dog days

I like to think of myself as a kind, benevolent human being, but sometimes I can come off quite the opposite, particularly on weary, frustrated, angry or sorrowful days. Saturday was a good example.

Friday night Calvin got his first dose of what would have been considered his ninth antiepileptic drug except that he’s tried this one before, when he was just two. And as sick as the idea makes me, since there doesn’t seem to be any other choice, he’s now on three powerful anticonvulsant drugs since his seizures keep inching their way back up.

Saturday, gorgeous warm weather invited the two of us outside, Calvin in denim shorts and a striped apricot polo, me in a pair of clam-diggers—my holey jeans rolled up mid-calf—scuffing around in orange flip-flops and a sleeveless white cotton blouse. It must have been eighty. Much to my chagrin, Calvin stumbled around the yard as if the world was spinning—no doubt for him it was. As he toppled and tripped, tumbled and tipped, I caught him with a bent knee, an outstretched arm or a yank on his harness. He looked like a boy who’d just jumped off of one of those low, flat merry-go-rounds, the ones that are kid-powered with elbow shaped handles you push before jumping on and spinning around until you get dizzy—or sick. Except this was because of the drugs. So, rather than torturing both of us any further I loaded Calvin into the stroller, clipped Rudy on the leash and headed for campus.

Folks were out in droves—students, teachers, a bride and groom with their guests, families, dogs and squirrels—enjoying the balmy weather. Calvin sat calmly sucking his thumb and poking the bejeezus out of his eyes. We happened upon a familiar dog named Bella with her kind elderly owner. The college campus seems to allow dogs to roam freely and the two old dogs played like a couple of puppies while her owner and I chatted.

Rudy spotted another dog nearby. This one, a stout male yellow lab, was restrained on a taught harness. As Rudy happily—harmlessly—approached, the owner tugged on the harness raising the dog’s front paws just off the ground. After initial sniffs, the dog attacked. Rudy barked back before retreating. “Go away!” the wife of the owner scolded Rudy in an annoying tone while pointing a witchy finger, as if he were the trouble maker. I called for Rudy and he came. “He needs to be on a leash,” she barked. “I saw your dog initiate,” I replied confidently, then, “Rudy's friendly, just wanted to say hi.” “Then he’s gonna get attacked sometimes,” the man added crossly, keeping the choke hold on his jerky macho dog. All I could do was roll my head in a thoroughly apathetic manner. As the three of us sauntered away the couple kept yakking at my back.
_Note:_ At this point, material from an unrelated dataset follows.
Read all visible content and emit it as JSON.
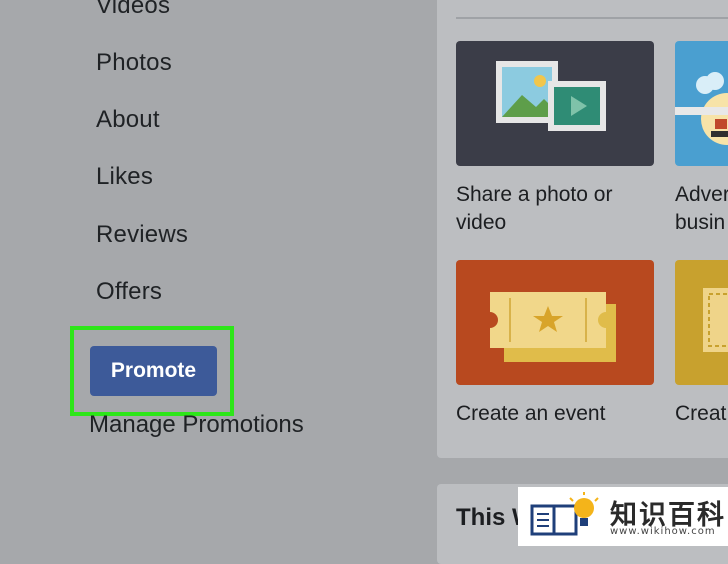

I punctuated my disgust of their sour spirit with a little implied fart in their general direction, figured it'd have more of an effect than flipping them the bird. My outward composure remained calm but inside my heart was pounding with ire.

As we walked home I thought of things I wished I’d said. You should think about cutting off some balls, I imagined saying or, grow some neuticles, or you’re just jealous of my well-behaved dog. Perhaps I should have stamped my forehead with the shape of a capital “L” using my thumb and index finger—LOSERS! I was in the mood to pick a fight, perhaps get into a brawl with the wife—pull some hair, scratch some eyeballs out—wanted to insult their stupid-ass kid who looked and was dressed like the boy from The Adams Family. I nearly looped back around to intercept them and give them a piece of my mind.

But in my seething fury I remembered something my mother-in-law wisely says, don’t get into a pissing contest with a skunk. I laughed to myself, my petty anger dissolving away, bent down and kissed Calvin, pet Rudy on the head and kept on strolling. And when we got to the corner a half block from home, Calvin adorably squealed with delight knowing we were almost there. I smiled.

photo by Michael Kolster

No comments:

Post a Comment